The general impression was that this conversation could easily have played out in a cigar-smoke filled club somewhere. A benevolent, collegial, non-committal chat amongst peers.

Then Chervel invited questions from the floor and things changed. One question about whether it was possible to install a GitHub repository for the humanities at the state library, made it obvious that most of the gentlemen on the podium were incapable of grasping such questions and that they had extremely little in common with the young scholars whose professional publishing career they were supposed to discuss. Just the odd silence following this question made the trip to Munich worthwhile!

At the reception afterwards, one young art-historian mused: “What will they do, when they get hit by the wave of data and publication that is currently building momentum? They have no idea that it is coming their way!” She also told me that she and her colleagues (from a variety of disciplines) do not really want books anymore. Instead they are looking for communicative possibilities that allow for a completely new way of building knowledge with open review, possibilities of remixing, reusing, and expanding information in a variety of directions.

Despite the relatively superficial discussion, this event impressed me. Not for the things that were said – there was nothing new for me to learn – but because it was the first time that I witnessed with such clarity the considerable generational gap between most decision-makers who still think of e-mail and pdfs as newfangled communicative formats and those young scholars who are ready to altogether abandon linear narrative with its distinct authors and individual contribution to the field. In other words, the latter no longer wish to formulate their contribution to universal knowledge in that 600 year old genre that the former see as an indispensable hallmark of serious intellectual endeavor, which, should it bear the prestigious stamp of a recognizable publisher, must be “good”. This is is hard to swallow for a younger generation, whose research is often interdisciplinary and contributes to complex, digital information and research architecture not only with writing and data but also with coding.
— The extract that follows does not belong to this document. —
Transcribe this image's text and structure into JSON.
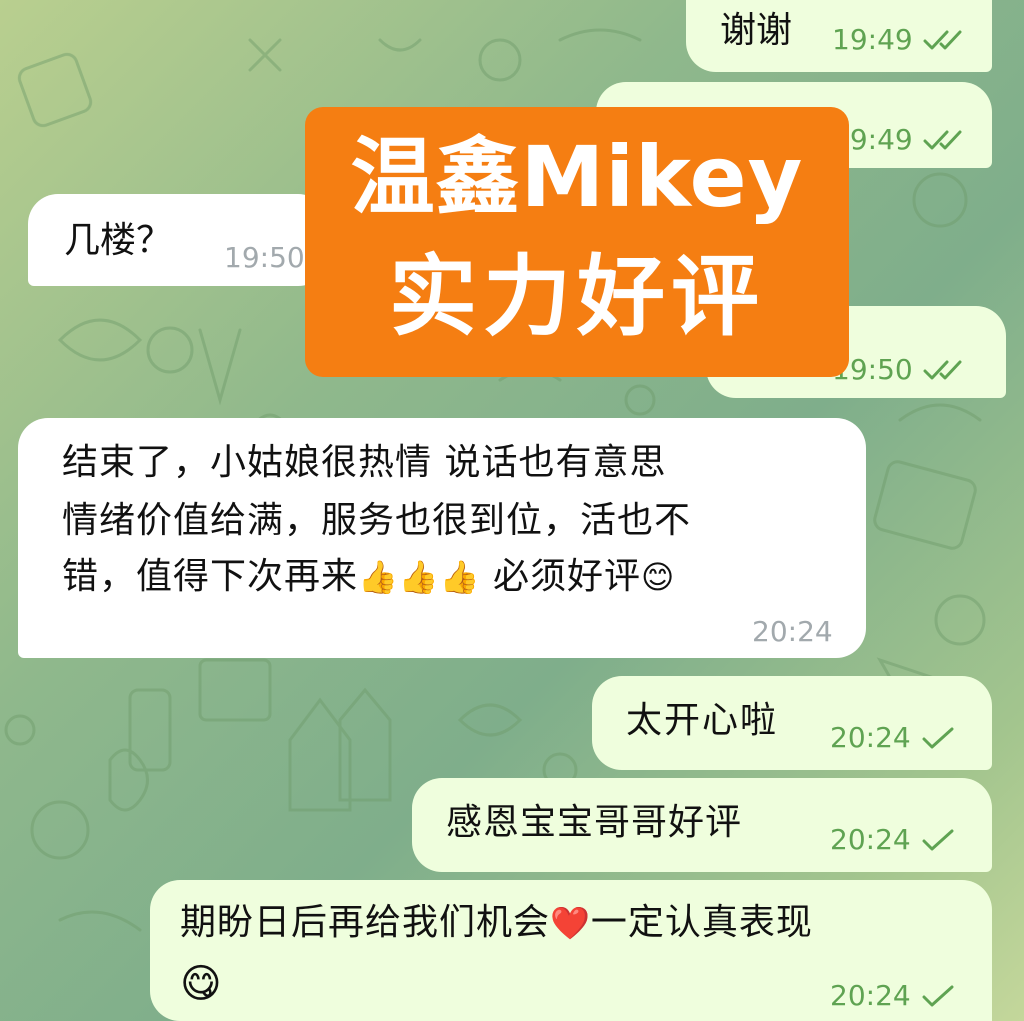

Try and explain such accomplishments to hiring panels that include decision makers who openly admit that they judge the quality of a young academic’s work at least partially by the name of the publisher who printed it.

Munich illustrated some strong positions on both sides of this generational divide. On the side of the establishment there is a significant fear-factor. Van der Lahr rightly pointed to some of the highly allergic reactions of (particularly smaller) publishers to the open access development because it may well become an existential threat to them. I also think that Schulze Wessel has a point with his great narrative needing an appropriate genre, although it certainly does not have to be a bound book. I do believe that building a linear argument, to support, sustain and prove it over the course of a long-form genre is a skill that is important for any academic. At the same time, there is no doubt whatever that the plethora of current digital humanities undertakings and explorations in new digital genres can be of indisputable scholarly merit and open up an entirely new way of creating and communicating knowledge. The only person at the table who was savvy enough to recognize this was Hubertus Kohle.

It will take academics like him to keep the conversation going. With a little less revolutionary fervor on the side of youth and a bit more openness, interest, and consideration on the side of an unknowing establishment, scholarly investigation in the humanities too will be able to create and appreciate a richer landscape of academic communication, a hybrid, if you will, that is truly worth building.  Munich’s discussion was an excellent start to the many discussions that are needed to get Germany’s humanities moving in the right direction.